DATA EXTRACT –
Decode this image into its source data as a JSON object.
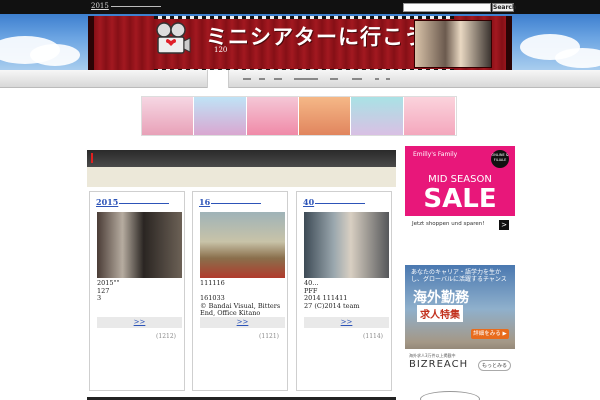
{
  "topbar": {
    "date_link": "2015",
    "search_placeholder": "",
    "search_label": "Search"
  },
  "header": {
    "title": "ミニシアターに行こう。",
    "count": "120"
  },
  "cards": [
    {
      "title": "2015",
      "text": "2015\"\"\n127\n3",
      "more": ">>",
      "views": "(1212)"
    },
    {
      "title": "16",
      "text": "111116\n\n161033\n© Bandai Visual, Bitters End, Office Kitano",
      "more": ">>",
      "views": "(1121)"
    },
    {
      "title": "40",
      "text": "40...\nPFF\n2014 111411\n27 (C)2014 team",
      "more": ">>",
      "views": "(1114)"
    }
  ],
  "side_ad_1": {
    "brand": "Emilly's Family",
    "badge": "ONLINE & FILIALE",
    "line1": "MID SEASON",
    "line2": "SALE",
    "foot": "Jetzt shoppen und sparen!",
    "arrow": ">"
  },
  "side_ad_2": {
    "t1": "あなたのキャリア・語学力を生かし、グローバルに活躍するチャンス",
    "t2": "海外勤務",
    "t3": "求人特集",
    "cta": "詳細をみる ▶",
    "small": "海外求人3万件以上掲載中",
    "brand": "BIZREACH",
    "more": "もっとみる"
  },
  "colors": {
    "link": "#2d54b8",
    "sale_pink": "#e8177a",
    "banner_red": "#7a0f14"
  }
}
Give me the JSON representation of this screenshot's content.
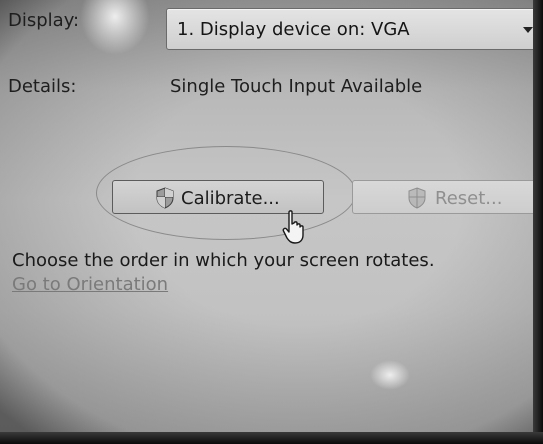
{
  "display": {
    "label": "Display:",
    "selected": "1. Display device on: VGA"
  },
  "details": {
    "label": "Details:",
    "value": "Single Touch Input Available"
  },
  "buttons": {
    "calibrate_label": "Calibrate...",
    "reset_label": "Reset..."
  },
  "orientation": {
    "text": "Choose the order in which your screen rotates.",
    "link": "Go to Orientation"
  },
  "icons": {
    "calibrate": "shield-icon",
    "reset": "shield-icon",
    "dropdown": "chevron-down-icon",
    "cursor": "hand-cursor-icon"
  }
}
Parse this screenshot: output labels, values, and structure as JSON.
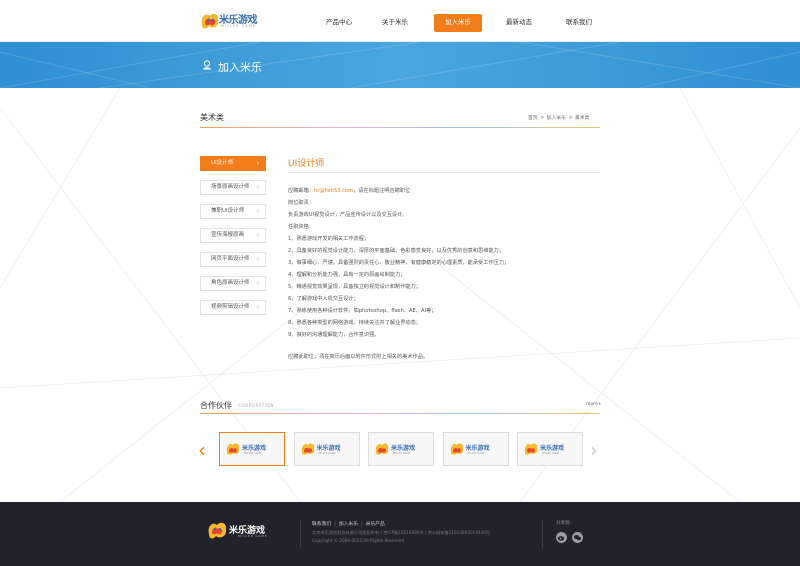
{
  "brand": {
    "name": "米乐游戏",
    "sub": "MILLER GAME"
  },
  "nav": {
    "items": [
      {
        "label": "产品中心"
      },
      {
        "label": "关于米乐"
      },
      {
        "label": "加入米乐"
      },
      {
        "label": "最新动态"
      },
      {
        "label": "联系我们"
      }
    ],
    "active_index": 2
  },
  "banner": {
    "title": "加入米乐",
    "icon": "user-icon"
  },
  "section": {
    "title": "美术类",
    "breadcrumb": [
      "首页",
      ">",
      "加入米乐",
      ">",
      "美术类"
    ]
  },
  "sidebar": {
    "items": [
      {
        "label": "UI设计师"
      },
      {
        "label": "场景原画设计师"
      },
      {
        "label": "兼职UI设计师"
      },
      {
        "label": "宣传海报原画"
      },
      {
        "label": "网页平面设计师"
      },
      {
        "label": "角色原画设计师"
      },
      {
        "label": "视频剪辑设计师"
      }
    ],
    "active_index": 0
  },
  "job": {
    "title": "UI设计师",
    "email_label": "应聘邮箱：",
    "email": "hr@fish53.com",
    "email_note": "，请在标题注明应聘职位",
    "duty_heading": "岗位职责：",
    "duty": "负责游戏UI视觉设计，产品宣传设计以及交互设计。",
    "req_heading": "任职资格：",
    "requirements": [
      "1、熟悉游戏开发的相关工作流程；",
      "2、具备良好的视觉设计能力，深厚的平面基础，色彩感觉良好，以及优秀的创意和思维能力；",
      "3、做事细心、严谨，具备强烈的责任心、敬业精神，有健康稳定的心理素质，能承受工作压力；",
      "4、理解和分析能力强，具有一定的原画绘制能力；",
      "5、精通视觉效果呈现，具备独立的视觉设计和制作能力；",
      "6、了解游戏中人机交互设计；",
      "7、熟练使用各种设计软件，如photoshop、flash、AE、AI等；",
      "8、熟悉各种类型的网络游戏，持续关注并了解业界动态；",
      "9、良好的沟通理解能力，合作意识强。"
    ],
    "closing": "应聘此职位，须在简历后面以附件形式附上相关的美术作品。"
  },
  "partners": {
    "title": "合作伙伴",
    "en": "CORPORATION",
    "more": "more+",
    "count": 5,
    "active_index": 0,
    "prev_icon": "chevron-left-icon",
    "next_icon": "chevron-right-icon"
  },
  "footer": {
    "links": [
      "联系我们",
      "加入米乐",
      "米乐产品"
    ],
    "company": "北京米乐游戏科技有限公司版权所有",
    "icp": "京ICP备10216680号",
    "police": "京公网安备11010802014440号",
    "copyright": "Copyright © 2009-2015 All Rights Reserved",
    "share_label": "分享到：",
    "share_icons": [
      "weibo-icon",
      "wechat-icon"
    ]
  },
  "colors": {
    "accent": "#f07d1a",
    "banner": "#3a9ad8",
    "footer": "#22232a"
  }
}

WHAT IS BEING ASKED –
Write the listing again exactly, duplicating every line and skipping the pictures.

ANSWER SECTION –
Decode this image into its source data as a JSON object.
{
  "topbar": {
    "date_link": "2015",
    "search_placeholder": "",
    "search_label": "Search"
  },
  "header": {
    "title": "ミニシアターに行こう。",
    "count": "120"
  },
  "cards": [
    {
      "title": "2015",
      "text": "2015\"\"\n127\n3",
      "more": ">>",
      "views": "(1212)"
    },
    {
      "title": "16",
      "text": "111116\n\n161033\n© Bandai Visual, Bitters End, Office Kitano",
      "more": ">>",
      "views": "(1121)"
    },
    {
      "title": "40",
      "text": "40...\nPFF\n2014 111411\n27 (C)2014 team",
      "more": ">>",
      "views": "(1114)"
    }
  ],
  "side_ad_1": {
    "brand": "Emilly's Family",
    "badge": "ONLINE & FILIALE",
    "line1": "MID SEASON",
    "line2": "SALE",
    "foot": "Jetzt shoppen und sparen!",
    "arrow": ">"
  },
  "side_ad_2": {
    "t1": "あなたのキャリア・語学力を生かし、グローバルに活躍するチャンス",
    "t2": "海外勤務",
    "t3": "求人特集",
    "cta": "詳細をみる ▶",
    "small": "海外求人3万件以上掲載中",
    "brand": "BIZREACH",
    "more": "もっとみる"
  },
  "colors": {
    "link": "#2d54b8",
    "sale_pink": "#e8177a",
    "banner_red": "#7a0f14"
  }
}
Give me the JSON representation of this screenshot's content.
{
  "display": {
    "label": "Display:",
    "selected": "1. Display device on: VGA"
  },
  "details": {
    "label": "Details:",
    "value": "Single Touch Input Available"
  },
  "buttons": {
    "calibrate_label": "Calibrate...",
    "reset_label": "Reset..."
  },
  "orientation": {
    "text": "Choose the order in which your screen rotates.",
    "link": "Go to Orientation"
  },
  "icons": {
    "calibrate": "shield-icon",
    "reset": "shield-icon",
    "dropdown": "chevron-down-icon",
    "cursor": "hand-cursor-icon"
  }
}
Parse this screenshot: output labels, values, and structure as JSON.
{
  "brand": {
    "name": "米乐游戏",
    "sub": "MILLER GAME"
  },
  "nav": {
    "items": [
      {
        "label": "产品中心"
      },
      {
        "label": "关于米乐"
      },
      {
        "label": "加入米乐"
      },
      {
        "label": "最新动态"
      },
      {
        "label": "联系我们"
      }
    ],
    "active_index": 2
  },
  "banner": {
    "title": "加入米乐",
    "icon": "user-icon"
  },
  "section": {
    "title": "美术类",
    "breadcrumb": [
      "首页",
      ">",
      "加入米乐",
      ">",
      "美术类"
    ]
  },
  "sidebar": {
    "items": [
      {
        "label": "UI设计师"
      },
      {
        "label": "场景原画设计师"
      },
      {
        "label": "兼职UI设计师"
      },
      {
        "label": "宣传海报原画"
      },
      {
        "label": "网页平面设计师"
      },
      {
        "label": "角色原画设计师"
      },
      {
        "label": "视频剪辑设计师"
      }
    ],
    "active_index": 0
  },
  "job": {
    "title": "UI设计师",
    "email_label": "应聘邮箱：",
    "email": "hr@fish53.com",
    "email_note": "，请在标题注明应聘职位",
    "duty_heading": "岗位职责：",
    "duty": "负责游戏UI视觉设计，产品宣传设计以及交互设计。",
    "req_heading": "任职资格：",
    "requirements": [
      "1、熟悉游戏开发的相关工作流程；",
      "2、具备良好的视觉设计能力，深厚的平面基础，色彩感觉良好，以及优秀的创意和思维能力；",
      "3、做事细心、严谨，具备强烈的责任心、敬业精神，有健康稳定的心理素质，能承受工作压力；",
      "4、理解和分析能力强，具有一定的原画绘制能力；",
      "5、精通视觉效果呈现，具备独立的视觉设计和制作能力；",
      "6、了解游戏中人机交互设计；",
      "7、熟练使用各种设计软件，如photoshop、flash、AE、AI等；",
      "8、熟悉各种类型的网络游戏，持续关注并了解业界动态；",
      "9、良好的沟通理解能力，合作意识强。"
    ],
    "closing": "应聘此职位，须在简历后面以附件形式附上相关的美术作品。"
  },
  "partners": {
    "title": "合作伙伴",
    "en": "CORPORATION",
    "more": "more+",
    "count": 5,
    "active_index": 0,
    "prev_icon": "chevron-left-icon",
    "next_icon": "chevron-right-icon"
  },
  "footer": {
    "links": [
      "联系我们",
      "加入米乐",
      "米乐产品"
    ],
    "company": "北京米乐游戏科技有限公司版权所有",
    "icp": "京ICP备10216680号",
    "police": "京公网安备11010802014440号",
    "copyright": "Copyright © 2009-2015 All Rights Reserved",
    "share_label": "分享到：",
    "share_icons": [
      "weibo-icon",
      "wechat-icon"
    ]
  },
  "colors": {
    "accent": "#f07d1a",
    "banner": "#3a9ad8",
    "footer": "#22232a"
  }
}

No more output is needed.